Though chemotherapy was recently cited to be safe during pregnancy, there may be many factors that are to be restricted during conception. As per a research by professionals at the University of Texas MD Anderson Cancer Center, male fetuses of mothers that experience radiation could be at greater risk of developing testicular cancer.
The team probed into endocrine disrupters as potential driving forces of testicular cancer. For the analysis, the investigators trialed 2 substances called the antiandrogen flutamide and the estrogen diethylstilbestrol (DES). These endocrine disrupters were then inserted into the bodies of mice with high susceptibity to testicular cancer.
However, the mice did not seem to develop testicular cancer in the process. But, when the researchers exposed the female mice to moderate doses of radiation amidst pregnancy, all male fetuses apparently developed testicular cancer. This was not the case with female mice which did not undergo radiation while pregnant.
“Although radiation exposure of pregnant females has been declining and is unlikely to be responsible for this increase, we intend to follow this up with studies of DNA-damaging chemicals found in cigarette smoke and air pollution, to which exposures of pregnant women have been increasing,” explained senior author Marvin Meistrich, Ph.D., professor in MD Anderson’s Department of Experimental Radiation Oncology.

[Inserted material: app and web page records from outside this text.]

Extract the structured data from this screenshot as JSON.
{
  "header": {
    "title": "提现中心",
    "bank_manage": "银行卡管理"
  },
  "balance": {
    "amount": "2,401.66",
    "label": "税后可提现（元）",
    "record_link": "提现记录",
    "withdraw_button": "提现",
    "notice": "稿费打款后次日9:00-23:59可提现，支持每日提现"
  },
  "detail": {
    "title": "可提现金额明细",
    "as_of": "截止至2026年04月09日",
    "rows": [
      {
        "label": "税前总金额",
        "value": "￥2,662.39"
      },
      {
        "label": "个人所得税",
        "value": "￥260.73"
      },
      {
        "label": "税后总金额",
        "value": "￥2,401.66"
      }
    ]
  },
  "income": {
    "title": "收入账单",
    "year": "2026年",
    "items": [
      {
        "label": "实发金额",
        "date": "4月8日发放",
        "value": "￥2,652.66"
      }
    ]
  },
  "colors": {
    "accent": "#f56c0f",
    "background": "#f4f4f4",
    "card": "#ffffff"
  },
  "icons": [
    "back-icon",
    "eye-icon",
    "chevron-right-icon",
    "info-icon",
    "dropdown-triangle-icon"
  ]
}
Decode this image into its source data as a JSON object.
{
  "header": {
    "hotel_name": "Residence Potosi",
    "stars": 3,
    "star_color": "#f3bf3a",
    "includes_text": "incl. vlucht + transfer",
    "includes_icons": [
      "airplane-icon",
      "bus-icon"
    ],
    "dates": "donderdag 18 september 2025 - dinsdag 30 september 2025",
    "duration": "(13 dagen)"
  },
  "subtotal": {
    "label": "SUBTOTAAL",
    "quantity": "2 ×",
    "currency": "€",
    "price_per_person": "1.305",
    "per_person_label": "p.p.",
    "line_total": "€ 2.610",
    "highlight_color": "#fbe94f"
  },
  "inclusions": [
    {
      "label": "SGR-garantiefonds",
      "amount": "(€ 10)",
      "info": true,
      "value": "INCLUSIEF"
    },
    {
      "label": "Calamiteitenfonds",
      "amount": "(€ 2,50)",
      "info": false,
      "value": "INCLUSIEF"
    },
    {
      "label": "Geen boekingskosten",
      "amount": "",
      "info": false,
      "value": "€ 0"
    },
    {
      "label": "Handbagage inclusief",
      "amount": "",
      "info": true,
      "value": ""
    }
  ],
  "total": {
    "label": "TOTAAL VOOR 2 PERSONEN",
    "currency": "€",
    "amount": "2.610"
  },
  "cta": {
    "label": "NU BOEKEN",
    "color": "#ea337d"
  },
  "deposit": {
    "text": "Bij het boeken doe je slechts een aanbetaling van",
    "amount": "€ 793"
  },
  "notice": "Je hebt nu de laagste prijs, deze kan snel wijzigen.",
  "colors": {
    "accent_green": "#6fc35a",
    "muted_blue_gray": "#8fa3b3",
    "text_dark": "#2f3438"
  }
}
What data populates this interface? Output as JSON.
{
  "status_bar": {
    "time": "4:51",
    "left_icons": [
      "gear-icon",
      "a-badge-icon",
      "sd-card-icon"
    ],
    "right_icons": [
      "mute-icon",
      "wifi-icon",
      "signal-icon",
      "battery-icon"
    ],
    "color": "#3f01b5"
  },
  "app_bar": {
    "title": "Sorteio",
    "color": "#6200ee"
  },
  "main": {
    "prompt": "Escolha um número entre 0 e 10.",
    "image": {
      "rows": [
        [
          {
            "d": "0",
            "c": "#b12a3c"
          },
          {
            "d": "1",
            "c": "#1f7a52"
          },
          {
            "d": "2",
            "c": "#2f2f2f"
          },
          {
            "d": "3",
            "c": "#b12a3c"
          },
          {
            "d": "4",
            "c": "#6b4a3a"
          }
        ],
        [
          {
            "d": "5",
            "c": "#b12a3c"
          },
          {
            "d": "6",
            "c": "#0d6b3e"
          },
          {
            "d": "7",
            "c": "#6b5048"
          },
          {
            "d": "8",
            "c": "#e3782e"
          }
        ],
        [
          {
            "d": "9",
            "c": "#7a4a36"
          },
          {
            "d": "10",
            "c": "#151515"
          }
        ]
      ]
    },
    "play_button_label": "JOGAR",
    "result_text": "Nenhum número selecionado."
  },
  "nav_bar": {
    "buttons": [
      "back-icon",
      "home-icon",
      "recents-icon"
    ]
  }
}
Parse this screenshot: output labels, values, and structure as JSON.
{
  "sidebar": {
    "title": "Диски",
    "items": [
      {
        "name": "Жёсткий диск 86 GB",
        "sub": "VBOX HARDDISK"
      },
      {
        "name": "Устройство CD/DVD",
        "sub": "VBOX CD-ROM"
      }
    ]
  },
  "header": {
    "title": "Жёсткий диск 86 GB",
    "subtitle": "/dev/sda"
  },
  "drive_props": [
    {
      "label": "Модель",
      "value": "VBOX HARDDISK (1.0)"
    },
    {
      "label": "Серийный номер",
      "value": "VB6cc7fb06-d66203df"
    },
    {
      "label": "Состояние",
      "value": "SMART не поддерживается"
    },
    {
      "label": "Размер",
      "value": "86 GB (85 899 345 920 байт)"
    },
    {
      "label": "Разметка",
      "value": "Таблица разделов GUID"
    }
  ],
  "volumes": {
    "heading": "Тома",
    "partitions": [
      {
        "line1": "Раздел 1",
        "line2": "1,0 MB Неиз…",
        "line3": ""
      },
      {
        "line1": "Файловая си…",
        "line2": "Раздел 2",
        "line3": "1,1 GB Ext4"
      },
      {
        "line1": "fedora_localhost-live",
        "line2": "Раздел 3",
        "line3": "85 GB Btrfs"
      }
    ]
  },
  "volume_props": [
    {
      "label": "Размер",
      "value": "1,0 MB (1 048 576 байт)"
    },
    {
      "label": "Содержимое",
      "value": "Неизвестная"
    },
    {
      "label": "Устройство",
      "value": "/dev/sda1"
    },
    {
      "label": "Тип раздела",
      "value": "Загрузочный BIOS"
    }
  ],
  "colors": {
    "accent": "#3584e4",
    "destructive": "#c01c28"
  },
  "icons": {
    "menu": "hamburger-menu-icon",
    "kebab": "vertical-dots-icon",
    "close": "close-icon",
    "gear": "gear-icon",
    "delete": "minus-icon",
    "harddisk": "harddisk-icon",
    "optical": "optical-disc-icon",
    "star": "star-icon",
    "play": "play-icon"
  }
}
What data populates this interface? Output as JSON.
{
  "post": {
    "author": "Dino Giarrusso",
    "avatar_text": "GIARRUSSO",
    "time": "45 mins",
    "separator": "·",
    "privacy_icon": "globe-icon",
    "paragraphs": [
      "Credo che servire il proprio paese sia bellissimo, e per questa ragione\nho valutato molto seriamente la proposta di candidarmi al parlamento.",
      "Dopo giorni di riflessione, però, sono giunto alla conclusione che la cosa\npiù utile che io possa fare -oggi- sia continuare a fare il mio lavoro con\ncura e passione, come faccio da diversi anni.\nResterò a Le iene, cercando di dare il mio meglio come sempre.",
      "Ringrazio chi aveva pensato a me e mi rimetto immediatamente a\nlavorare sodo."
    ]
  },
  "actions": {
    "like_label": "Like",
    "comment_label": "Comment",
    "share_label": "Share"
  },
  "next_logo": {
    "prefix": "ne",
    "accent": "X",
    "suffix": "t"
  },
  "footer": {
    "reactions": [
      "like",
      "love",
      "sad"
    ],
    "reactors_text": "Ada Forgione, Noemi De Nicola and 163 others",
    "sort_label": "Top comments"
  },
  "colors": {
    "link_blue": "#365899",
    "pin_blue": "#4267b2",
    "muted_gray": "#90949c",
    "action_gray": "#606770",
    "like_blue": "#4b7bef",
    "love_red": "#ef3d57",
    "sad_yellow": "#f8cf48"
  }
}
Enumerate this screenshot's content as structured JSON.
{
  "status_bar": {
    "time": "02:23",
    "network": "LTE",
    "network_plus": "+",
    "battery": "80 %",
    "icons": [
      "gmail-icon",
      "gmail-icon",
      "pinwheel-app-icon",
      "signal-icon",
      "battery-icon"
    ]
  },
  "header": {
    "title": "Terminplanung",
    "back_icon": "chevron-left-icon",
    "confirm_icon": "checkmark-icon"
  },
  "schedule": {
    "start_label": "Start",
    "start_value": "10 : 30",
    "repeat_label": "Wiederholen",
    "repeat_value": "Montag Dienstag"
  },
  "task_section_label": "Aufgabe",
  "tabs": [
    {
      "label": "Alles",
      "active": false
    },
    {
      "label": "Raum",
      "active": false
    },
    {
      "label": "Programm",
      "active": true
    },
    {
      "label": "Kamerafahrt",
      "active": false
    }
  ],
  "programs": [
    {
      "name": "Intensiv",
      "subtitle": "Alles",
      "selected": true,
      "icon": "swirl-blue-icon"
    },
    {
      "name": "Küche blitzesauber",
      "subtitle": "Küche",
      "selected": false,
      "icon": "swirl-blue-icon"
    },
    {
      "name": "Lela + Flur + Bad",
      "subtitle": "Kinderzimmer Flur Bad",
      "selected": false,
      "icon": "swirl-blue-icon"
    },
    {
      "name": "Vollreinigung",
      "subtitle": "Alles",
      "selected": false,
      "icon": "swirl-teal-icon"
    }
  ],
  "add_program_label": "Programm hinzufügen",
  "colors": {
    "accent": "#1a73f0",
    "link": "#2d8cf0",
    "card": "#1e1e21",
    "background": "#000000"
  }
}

The team now intends to examine another class of DNA-damaging agents such as cyclophosphamide used in chemotherapy for the treatment of breast cancer. Initial studies have not shown greater instances of birth defects in children born to mothers exposed to the aforesaid drug. However, animal studies to comprehend the effect precisely are underway.
The research is published in the journal, PLoS ONE.